All of those explanations seem a little sad to me. I suppose it’s because they are all defensive, when it seems to me the fun and interest in this enterprise is opening oneself to possibility: trying things on for size rather than rejecting defensively. What I like best about online dating is the freedom I feel, at this point in life, to be real. My prior experience with dating was a long time ago, both in chronological years and in terms of my own identity. It was hard back then for girls and women to entirely escape the desire to be liked that generated some sort of false persona. Nowadays, showing up without a mask is delicious. Even when it leads to the exit-door, it feels good.
But then, I’m not a man, so can’t know how that feels from the other side. Nor does everyone, regardless of gender, share my taste for realness. I tend to see maturity as a process of bringing the person and persona into congruence, dissolving the space between them. But I think some people see it as a process of perfecting the mask.
So I’m not planning to change a thing. Counterintuitive though it may be, I still recommend that online seekers after love give potential suitors enough information to make them decide to pass if they are so inclined. After all, if everyone who shared your love of walks on the beach and Scrabble in the rain were a likely life-partner, who would need dating sites? Real matches are rare. I don’t expect to find one with someone who takes himself out of the game on account of intimidation.
The current issue of The New Yorker has an interesting article on online dating by Nick Paumgarten, who conducted most of his interviews with women, finding them more informative and their desires more complex:
Men want someone who will take care of them, make them look good, and have sex with them—not necessarily in that order. It may be that this is all that women really want, too, but they are better at disguising or obscuring it. They deal in calculus, while men, for the most part, traffic in simple sums.
There is something about the way I’m wired that makes me hate any sentence that starts with “Men want” (or “Women want,” for that matter). Like the dating sites, this sort of generalization turns on statistics. If, say, 60% of the men on a site seem by their responses and behavior to want only these simple things, that number seems to justify a meta-statement scooping up all men. No doubt, the men I’ve met have wanted some or all of the things that Nick Paumgarten lists (I venture that very few people looking for love online don’t want someone to have sex with them). But they’ve wanted dozens of other things too, each with its particular flavors and nuances. Attraction is a mystery. Thank goodness, I say: how colorless the world would be if it could be reduced to an algorithm!

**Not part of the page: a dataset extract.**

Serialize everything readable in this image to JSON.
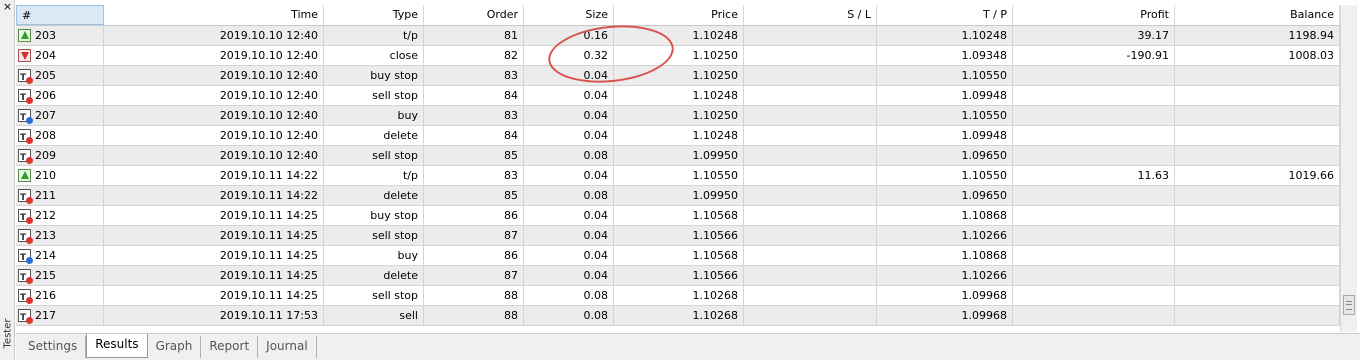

I’ve been listening a lot to Lucinda Williams lately, starting with “Sweet Old World,” a beautiful, heartbreaking song sung to me by a wonderful friend I met online—a friend with whom I feel a depth of connection that seldom arises in either real or virtual worlds. (Most online daters I’ve met have connected with friends as well as lovers, a little lagniappe that comes with the enterprise.) Williams’ “Something About What Happens When We Talk” captures some of the mystery and intensity of the online search for love. I hope you enjoy it.